== Component data from apps and pages ==
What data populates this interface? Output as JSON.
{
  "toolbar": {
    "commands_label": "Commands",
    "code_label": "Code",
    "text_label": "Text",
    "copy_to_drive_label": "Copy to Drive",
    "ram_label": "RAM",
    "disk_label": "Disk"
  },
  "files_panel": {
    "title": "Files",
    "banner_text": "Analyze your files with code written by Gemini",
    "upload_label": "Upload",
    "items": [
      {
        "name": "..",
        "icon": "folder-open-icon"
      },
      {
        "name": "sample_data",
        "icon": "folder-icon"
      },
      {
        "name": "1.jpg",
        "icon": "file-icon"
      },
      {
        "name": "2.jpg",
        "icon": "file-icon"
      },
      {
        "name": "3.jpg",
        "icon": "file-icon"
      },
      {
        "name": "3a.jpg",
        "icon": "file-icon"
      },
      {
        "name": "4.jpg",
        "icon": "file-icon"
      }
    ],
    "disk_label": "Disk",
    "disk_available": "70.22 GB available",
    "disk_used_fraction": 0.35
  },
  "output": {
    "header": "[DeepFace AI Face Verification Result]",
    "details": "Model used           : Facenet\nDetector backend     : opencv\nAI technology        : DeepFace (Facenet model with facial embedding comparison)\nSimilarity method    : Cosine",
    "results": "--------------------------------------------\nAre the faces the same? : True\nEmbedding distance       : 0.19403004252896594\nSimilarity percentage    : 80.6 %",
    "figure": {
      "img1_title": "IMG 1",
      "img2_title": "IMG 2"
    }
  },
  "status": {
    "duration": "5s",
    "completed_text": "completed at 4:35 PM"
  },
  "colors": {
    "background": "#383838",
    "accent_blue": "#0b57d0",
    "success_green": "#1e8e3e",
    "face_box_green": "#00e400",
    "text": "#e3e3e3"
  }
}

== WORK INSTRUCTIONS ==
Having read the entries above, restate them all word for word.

== TASK SOLUTION ==
What data populates this interface? Output as JSON.
{
  "toolbar": {
    "commands_label": "Commands",
    "code_label": "Code",
    "text_label": "Text",
    "copy_to_drive_label": "Copy to Drive",
    "ram_label": "RAM",
    "disk_label": "Disk"
  },
  "files_panel": {
    "title": "Files",
    "banner_text": "Analyze your files with code written by Gemini",
    "upload_label": "Upload",
    "items": [
      {
        "name": "..",
        "icon": "folder-open-icon"
      },
      {
        "name": "sample_data",
        "icon": "folder-icon"
      },
      {
        "name": "1.jpg",
        "icon": "file-icon"
      },
      {
        "name": "2.jpg",
        "icon": "file-icon"
      },
      {
        "name": "3.jpg",
        "icon": "file-icon"
      },
      {
        "name": "3a.jpg",
        "icon": "file-icon"
      },
      {
        "name": "4.jpg",
        "icon": "file-icon"
      }
    ],
    "disk_label": "Disk",
    "disk_available": "70.22 GB available",
    "disk_used_fraction": 0.35
  },
  "output": {
    "header": "[DeepFace AI Face Verification Result]",
    "details": "Model used           : Facenet\nDetector backend     : opencv\nAI technology        : DeepFace (Facenet model with facial embedding comparison)\nSimilarity method    : Cosine",
    "results": "--------------------------------------------\nAre the faces the same? : True\nEmbedding distance       : 0.19403004252896594\nSimilarity percentage    : 80.6 %",
    "figure": {
      "img1_title": "IMG 1",
      "img2_title": "IMG 2"
    }
  },
  "status": {
    "duration": "5s",
    "completed_text": "completed at 4:35 PM"
  },
  "colors": {
    "background": "#383838",
    "accent_blue": "#0b57d0",
    "success_green": "#1e8e3e",
    "face_box_green": "#00e400",
    "text": "#e3e3e3"
  }
}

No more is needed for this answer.